Review: Opera star tells own story in 'Maria by Callas'
Maria Callas' life story is told through her own words in intimate, loving portrait of fame
Maria Callas narrates her own life story in "Maria By Callas," a fascinating and loving documentary about the 1950s Greek-American opera sensation.
"The Tigress," as Callas was called, was a no-nonsense diva and a stratospheric talent, and the performances collected here showcase her magnificent gifts.
Writer-director Tom Volf uses archival footage of Callas and splices it with interview footage of the star, her own writings (narrated by Joyce DiDonato in the voice of Callas) and home movies that make her feel present and alive as she looks back at her life. (Callas died of a heart attack in 1977 at age 53.)
With Callas herself doing the talking, there's no room for outside voices to contextualize her story.

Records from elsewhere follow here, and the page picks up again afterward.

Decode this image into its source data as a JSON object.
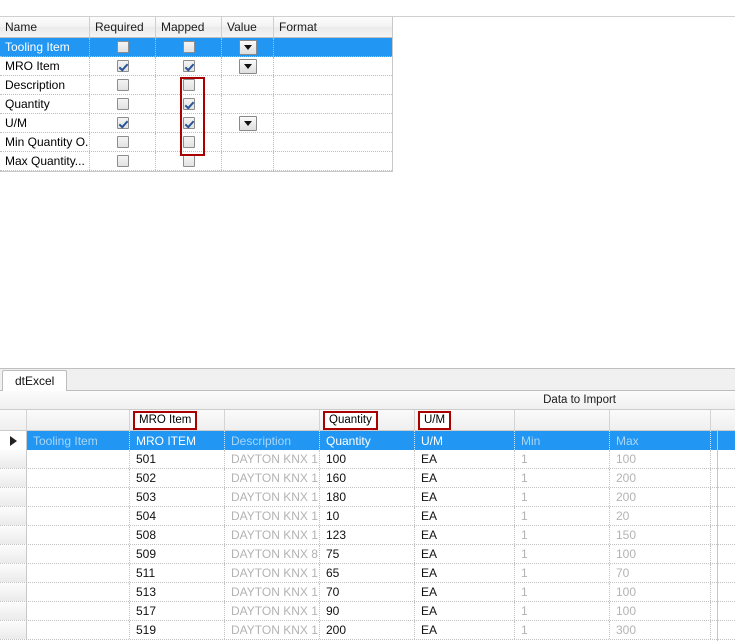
{
  "mapping_grid": {
    "columns": [
      "Name",
      "Required",
      "Mapped",
      "Value",
      "Format"
    ],
    "rows": [
      {
        "name": "Tooling Item",
        "required": false,
        "mapped": false,
        "has_value_dropdown": true,
        "format": "",
        "selected": true
      },
      {
        "name": "MRO Item",
        "required": true,
        "mapped": true,
        "has_value_dropdown": true,
        "format": "",
        "selected": false
      },
      {
        "name": "Description",
        "required": false,
        "mapped": false,
        "has_value_dropdown": false,
        "format": "",
        "selected": false
      },
      {
        "name": "Quantity",
        "required": false,
        "mapped": true,
        "has_value_dropdown": false,
        "format": "",
        "selected": false
      },
      {
        "name": "U/M",
        "required": true,
        "mapped": true,
        "has_value_dropdown": true,
        "format": "",
        "selected": false
      },
      {
        "name": "Min Quantity O...",
        "required": false,
        "mapped": false,
        "has_value_dropdown": false,
        "format": "",
        "selected": false
      },
      {
        "name": "Max Quantity...",
        "required": false,
        "mapped": false,
        "has_value_dropdown": false,
        "format": "",
        "selected": false
      }
    ],
    "highlight_color": "#aa0000",
    "selection_color": "#2196F3"
  },
  "bottom_pane": {
    "tab_label": "dtExcel",
    "band_label": "Data to Import",
    "mapping_labels": {
      "tooling_item": "",
      "mro_item": "MRO Item",
      "description": "",
      "quantity": "Quantity",
      "um": "U/M",
      "min": "",
      "max": ""
    },
    "data_grid": {
      "headers": [
        "Tooling Item",
        "MRO ITEM",
        "Description",
        "Quantity",
        "U/M",
        "Min",
        "Max"
      ],
      "rows": [
        {
          "tooling_item": "",
          "mro_item": "501",
          "description": "DAYTON KNX 1...",
          "quantity": "100",
          "um": "EA",
          "min": "1",
          "max": "100"
        },
        {
          "tooling_item": "",
          "mro_item": "502",
          "description": "DAYTON KNX 1...",
          "quantity": "160",
          "um": "EA",
          "min": "1",
          "max": "200"
        },
        {
          "tooling_item": "",
          "mro_item": "503",
          "description": "DAYTON KNX 1...",
          "quantity": "180",
          "um": "EA",
          "min": "1",
          "max": "200"
        },
        {
          "tooling_item": "",
          "mro_item": "504",
          "description": "DAYTON KNX 1...",
          "quantity": "10",
          "um": "EA",
          "min": "1",
          "max": "20"
        },
        {
          "tooling_item": "",
          "mro_item": "508",
          "description": "DAYTON KNX 1...",
          "quantity": "123",
          "um": "EA",
          "min": "1",
          "max": "150"
        },
        {
          "tooling_item": "",
          "mro_item": "509",
          "description": "DAYTON KNX 8...",
          "quantity": "75",
          "um": "EA",
          "min": "1",
          "max": "100"
        },
        {
          "tooling_item": "",
          "mro_item": "511",
          "description": "DAYTON KNX 1...",
          "quantity": "65",
          "um": "EA",
          "min": "1",
          "max": "70"
        },
        {
          "tooling_item": "",
          "mro_item": "513",
          "description": "DAYTON KNX 1...",
          "quantity": "70",
          "um": "EA",
          "min": "1",
          "max": "100"
        },
        {
          "tooling_item": "",
          "mro_item": "517",
          "description": "DAYTON KNX 1...",
          "quantity": "90",
          "um": "EA",
          "min": "1",
          "max": "100"
        },
        {
          "tooling_item": "",
          "mro_item": "519",
          "description": "DAYTON KNX 1...",
          "quantity": "200",
          "um": "EA",
          "min": "1",
          "max": "300"
        }
      ]
    }
  }
}
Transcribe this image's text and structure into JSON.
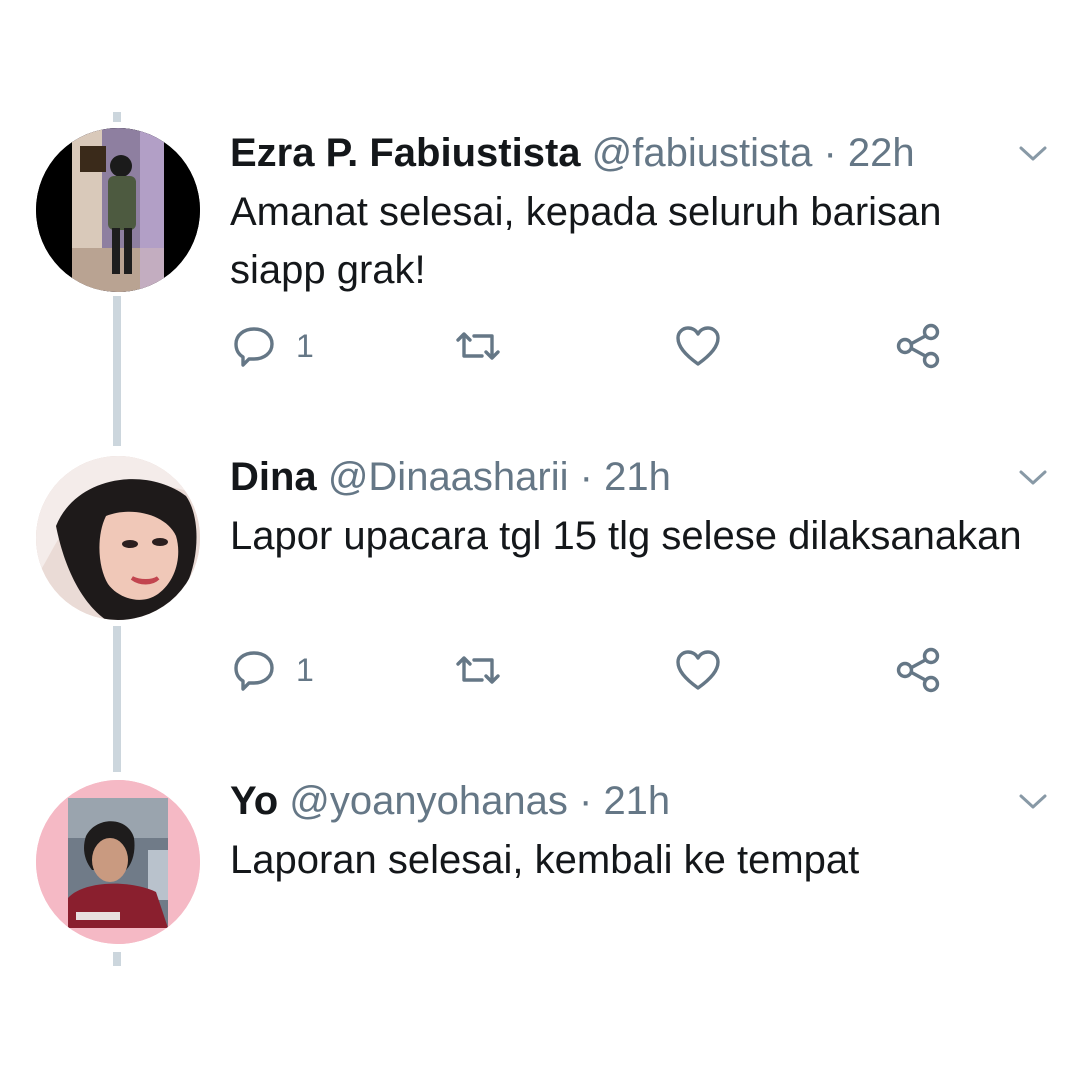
{
  "colors": {
    "thread_line": "#ccd6dd",
    "secondary_text": "#657786",
    "primary_text": "#14171a",
    "icon_stroke": "#657786"
  },
  "tweets": [
    {
      "display_name": "Ezra P. Fabiustista",
      "handle": "@fabiustista",
      "separator": "·",
      "time": "22h",
      "text": "Amanat selesai, kepada seluruh barisan siapp grak!",
      "reply_count": "1",
      "avatar": "profile-photo",
      "icons": [
        "reply-icon",
        "retweet-icon",
        "like-icon",
        "share-icon",
        "chevron-down-icon"
      ]
    },
    {
      "display_name": "Dina",
      "handle": "@Dinaasharii",
      "separator": "·",
      "time": "21h",
      "text": "Lapor upacara tgl 15 tlg selese dilaksanakan",
      "reply_count": "1",
      "avatar": "profile-photo",
      "icons": [
        "reply-icon",
        "retweet-icon",
        "like-icon",
        "share-icon",
        "chevron-down-icon"
      ]
    },
    {
      "display_name": "Yo",
      "handle": "@yoanyohanas",
      "separator": "·",
      "time": "21h",
      "text": "Laporan selesai, kembali ke tempat",
      "avatar": "profile-photo",
      "icons": [
        "chevron-down-icon"
      ]
    }
  ]
}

That would have painted a more well-rounded picture, but Volf is aiming for intimacy, and he gets it.
You feel Callas' heartbreak, for example, when her romance with Aristotle Onassis suddenly ends when he takes up with Jackie Kennedy. In the movie's telling, she was sideswiped by the sudden courtship and never quite recovered, and Volf lets viewers feel her pain.
Volf is clearly infatuated with his subject, and he distances himself from criticism of Callas, even as she ran hot and cold and was given to performance cancellations, sometimes even mid-show.

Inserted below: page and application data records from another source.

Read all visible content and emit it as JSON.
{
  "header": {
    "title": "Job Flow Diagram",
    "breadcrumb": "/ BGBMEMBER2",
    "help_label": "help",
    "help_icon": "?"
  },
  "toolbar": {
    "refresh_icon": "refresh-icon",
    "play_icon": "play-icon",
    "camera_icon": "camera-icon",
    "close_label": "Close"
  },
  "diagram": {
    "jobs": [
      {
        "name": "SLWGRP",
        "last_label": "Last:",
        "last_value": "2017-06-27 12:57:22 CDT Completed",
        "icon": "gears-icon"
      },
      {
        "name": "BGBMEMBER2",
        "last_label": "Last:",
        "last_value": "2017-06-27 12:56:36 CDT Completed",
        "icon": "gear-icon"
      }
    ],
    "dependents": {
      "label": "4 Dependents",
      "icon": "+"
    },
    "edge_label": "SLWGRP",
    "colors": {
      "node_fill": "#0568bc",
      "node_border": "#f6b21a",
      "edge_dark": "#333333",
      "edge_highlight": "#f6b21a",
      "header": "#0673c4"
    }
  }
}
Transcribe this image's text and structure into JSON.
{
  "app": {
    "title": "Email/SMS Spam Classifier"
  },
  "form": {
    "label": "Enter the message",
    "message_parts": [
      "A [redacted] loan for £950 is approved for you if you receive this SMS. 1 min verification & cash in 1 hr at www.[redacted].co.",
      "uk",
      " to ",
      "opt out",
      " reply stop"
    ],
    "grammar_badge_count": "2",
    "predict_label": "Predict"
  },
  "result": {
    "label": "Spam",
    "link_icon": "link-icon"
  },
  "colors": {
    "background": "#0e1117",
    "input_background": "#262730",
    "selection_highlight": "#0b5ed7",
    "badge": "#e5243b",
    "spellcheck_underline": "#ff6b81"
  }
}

He clearly feels for her as she was hounded by the press, and her run-ins with the paparazzi are oddly reminiscent of the TMZ bombardments faced by modern stars.
"Maria by Callas" tells Callas' story as part triumph, part tragedy. "Destiny is destiny," Callas says, "and there is no way out." No one else could have said it better.

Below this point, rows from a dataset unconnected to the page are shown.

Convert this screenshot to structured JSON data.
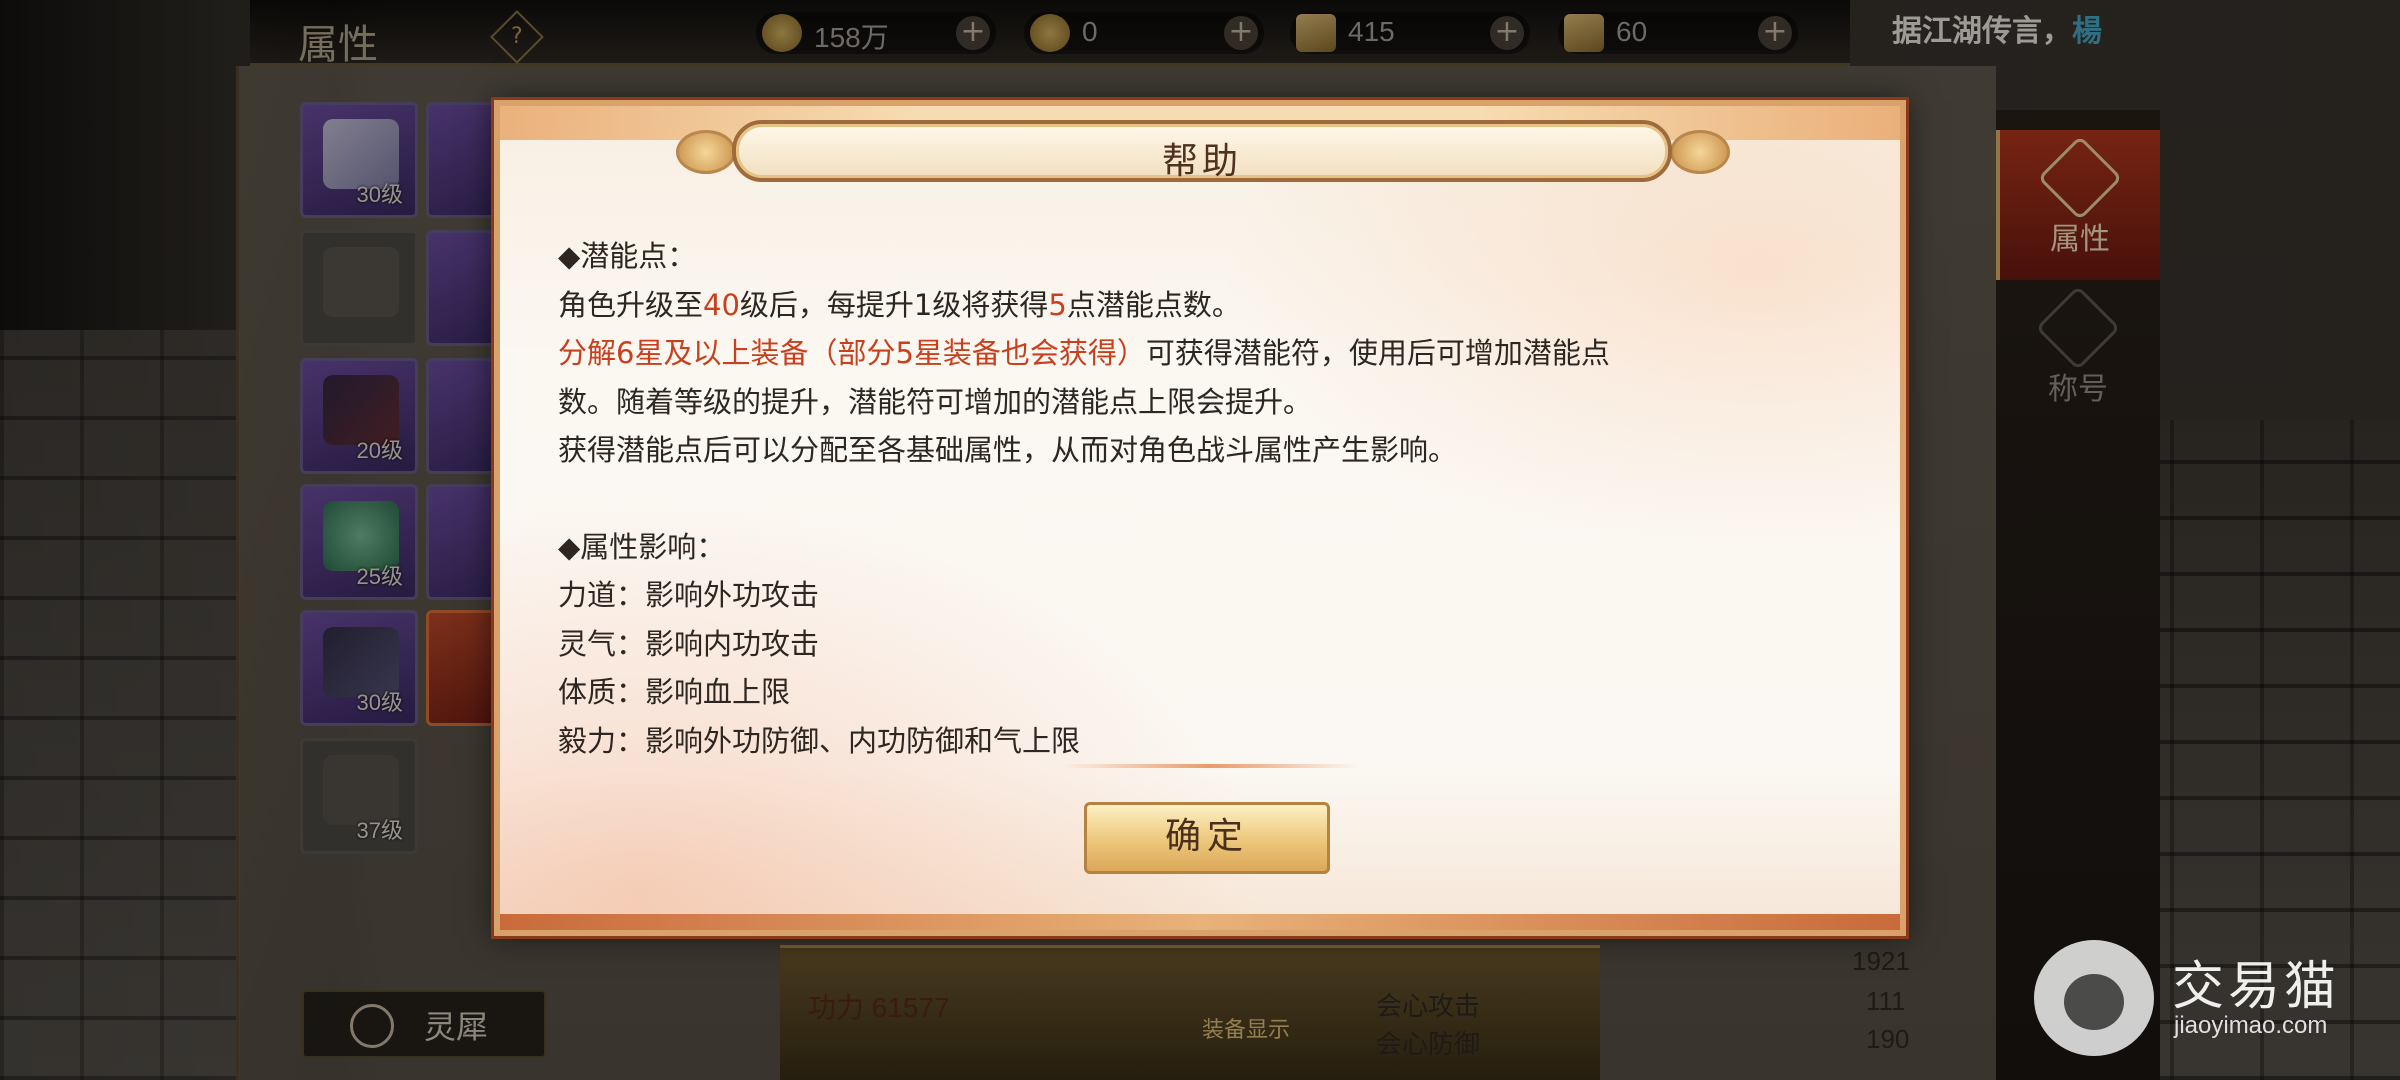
{
  "topbar": {
    "title": "属性",
    "help_glyph": "?",
    "resources": [
      {
        "icon": "coin-icon",
        "value": "158万"
      },
      {
        "icon": "gold-ingot-icon",
        "value": "0"
      },
      {
        "icon": "scroll-icon",
        "value": "415"
      },
      {
        "icon": "scroll-icon",
        "value": "60"
      }
    ],
    "plus_glyph": "+",
    "rumor_prefix": "据江湖传言，",
    "rumor_name": "楊"
  },
  "equipment": [
    {
      "level": "30级"
    },
    {
      "level": ""
    },
    {
      "level": "20级"
    },
    {
      "level": "25级"
    },
    {
      "level": "30级"
    },
    {
      "level": "37级"
    }
  ],
  "left_button": {
    "label": "灵犀"
  },
  "bottom": {
    "power": "功力 61577",
    "equip_display": "装备显示",
    "stats": [
      {
        "name": "会心攻击",
        "value": "111"
      },
      {
        "name": "会心防御",
        "value": "190"
      }
    ],
    "extra_value": "1921"
  },
  "right_tabs": [
    {
      "label": "属性",
      "active": true
    },
    {
      "label": "称号",
      "active": false
    }
  ],
  "dialog": {
    "title": "帮助",
    "section1_heading": "◆潜能点：",
    "line1": {
      "a": "角色升级至",
      "b": "40",
      "c": "级后，每提升1级将获得",
      "d": "5",
      "e": "点潜能点数。"
    },
    "line2": {
      "a": "分解",
      "b": "6星及以上装备（部分5星装备也会获得）",
      "c": "可获得潜能符，使用后可增加潜能点"
    },
    "line3": "数。随着等级的提升，潜能符可增加的潜能点上限会提升。",
    "line4": "获得潜能点后可以分配至各基础属性，从而对角色战斗属性产生影响。",
    "section2_heading": "◆属性影响：",
    "effects": [
      "力道：影响外功攻击",
      "灵气：影响内功攻击",
      "体质：影响血上限",
      "毅力：影响外功防御、内功防御和气上限"
    ],
    "confirm_label": "确定"
  },
  "watermark": {
    "brand": "交易猫",
    "domain": "jiaoyimao.com"
  }
}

'Maria by Callas'
Rated PG for mild thematic elements, some smoking and brief language
Running time: 119 minutes